Our services are open to everybody over the age of 18 with a cancer diagnosis and their supporters.
For information and support contact our Helpline on 0845 1232310 or email firstname.lastname@example.org or visit http://www.pennybrohncancercare.org.
What is ‘Living Well’?
Led by experienced, trained facilitators, Penny Brohn Cancer Care’s Living Well course provides people with a tool kit of techniques that can help support physical, emotional and spiritual health.
Information is provided on healthy eating, exercise and understanding the impact of cancer on emotions and relationships. In addition participants experience different methods of stress management.
People are encouraged to share their experiences with others in similar situations, and think about what future steps they could take to “live well”.
The Living Well course is part of a wider pathway of care at Penny Brohn Cancer Care. This approach includes ongoing support and other courses are available.
How is ‘Living Well’ delivered?
We have a choice of delivery models:
- Partnership with NHS cancer services
- Partnership with charitable and independent organisations
- Delivery as an independent course
Living Well can be delivered in both residential and non-residential formats and can be tailored to the needs of individual client groups.
Over the past years Penny Brohn have been refining the programme to ensure the content is current, required and flexible to the needs of those attending.
Penny Brohn have created the Living Well programme taking a holistic view of treating the whole person. Supporting people living with the impact of cancer through a combination of physical, emotional and spiritual support. They have conducted extensive (and continued) research and evaluations of attendees and supporters from attendance to date to see assess the impact and value of each aspect of the course. This research and evaluations allow them to continue to support the individuals after attending the courses by keeping the dialogue open and a way to come back for further support or attend courses.
I have been truly encouraged by their approach that the impact of cancer can affect people at different times and in different ways. I’m also encouraged that this is not only on the ‘heresay’ of a cancer patient but on substantiated research. We hear a great deal about ‘survivorship’ but often this isn’t backed up with real hard evidence and research. I’m concerned that when more budget cuts are made within NHS healthcare that cuts will be made in areas without substantiated research underpinning it. Well done Penny Brohn and the University of Westminster for this continued research and evaluation of need.
I was also excited to hear that as a charity they wanted to share their expertise and work collaboratively with other charities to host Living Well courses around the UK. Instead of setting up new Penny Brohn Cancer Care centres themselves, costing millions and then servicing people local to their new Centres, they acknowledged that by working with other organisations they can not only reach more people but can also educate and inform of the need for survivorship support of this kind.
In attendance tonight were a large number of representatives from other charities who, I’m pleased to say, seemed agreeable to working WITH Penny Brohn in the national launch of Living Well.
Already organised are a number of regional non-residential courses:

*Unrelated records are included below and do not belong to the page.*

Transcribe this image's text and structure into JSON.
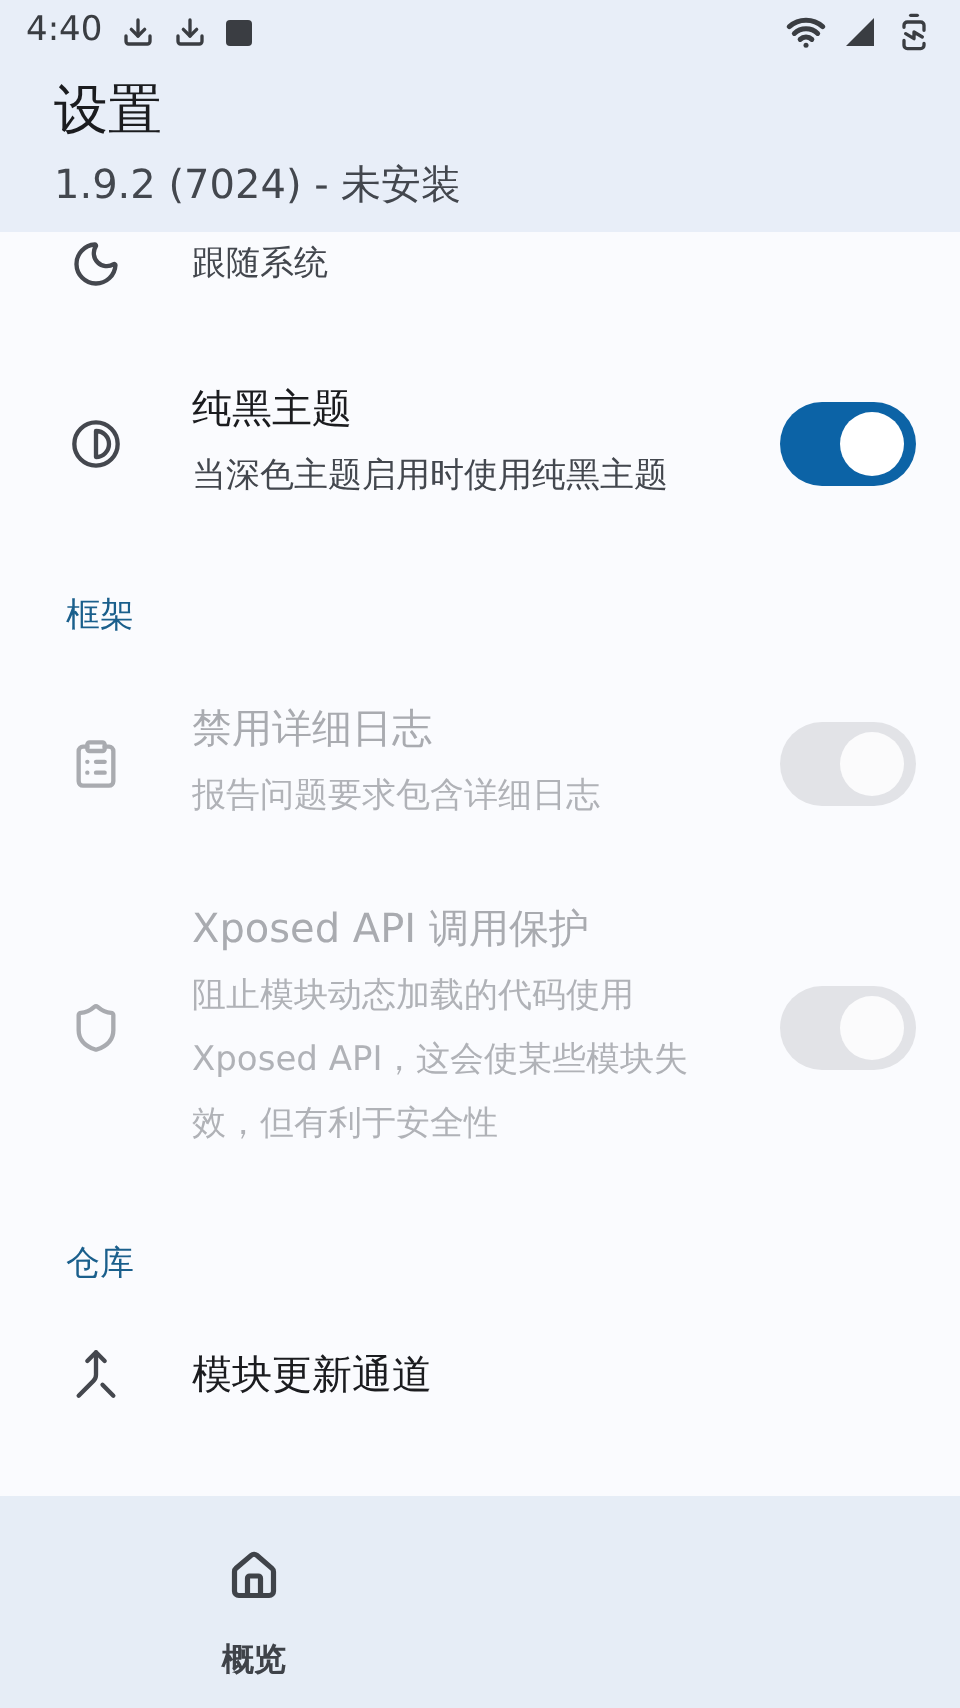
{
  "status_bar": {
    "time": "4:40"
  },
  "header": {
    "title": "设置",
    "subtitle": "1.9.2 (7024) - 未安装"
  },
  "sections": [
    {
      "items": [
        {
          "subtitle": "跟随系统"
        },
        {
          "title": "纯黑主题",
          "subtitle": "当深色主题启用时使用纯黑主题",
          "switch": {
            "checked": true,
            "disabled": false
          },
          "disabled": false
        }
      ]
    },
    {
      "heading": "框架",
      "items": [
        {
          "title": "禁用详细日志",
          "subtitle": "报告问题要求包含详细日志",
          "switch": {
            "checked": true,
            "disabled": true
          },
          "disabled": true
        },
        {
          "title": "Xposed API 调用保护",
          "subtitle": "阻止模块动态加载的代码使用 Xposed API，这会使某些模块失效，但有利于安全性",
          "switch": {
            "checked": true,
            "disabled": true
          },
          "disabled": true
        }
      ]
    },
    {
      "heading": "仓库",
      "items": [
        {
          "title": "模块更新通道",
          "disabled": false
        }
      ]
    }
  ],
  "nav": [
    {
      "label": "概览",
      "selected": false
    }
  ]
}
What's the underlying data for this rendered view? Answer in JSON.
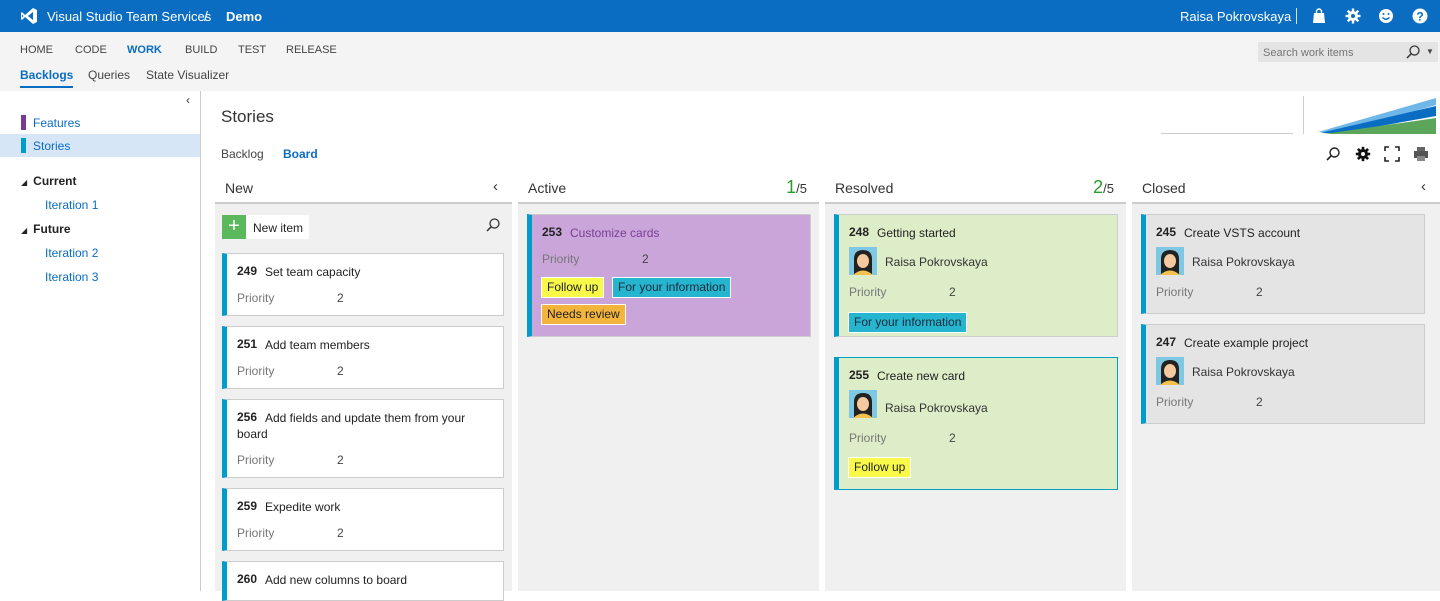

26-28 Nov 2012 National Star College Cheltenham
3-5 Dec 2012 Willow Lodge Sheffield
21-23 Jan 2013 The Octagon Hull
21&28 Jan 2013 Norman Power Centre Birmingham
4 Feb -18 Mar 2013 Cancerwise Chichester
5-7 Feb 2013 Penny Brohn Cancer Care Bristol
18-20 Feb 2013 Great Oaks Hospice Forest of Dean
19-21 Feb 2013 The Octagon Hull
Perhaps you know someone who might benefit from attending one of these non-residential courses or indeed a course in Bristol at their HQ.
Perhaps you know an organisation/charity that could co-host a course.
Perhaps you could fundraise for them or propose a corporate donation to your employer. They run these courses free of charge with voluntary donations.
A link to the BBC news about the launch and services – click here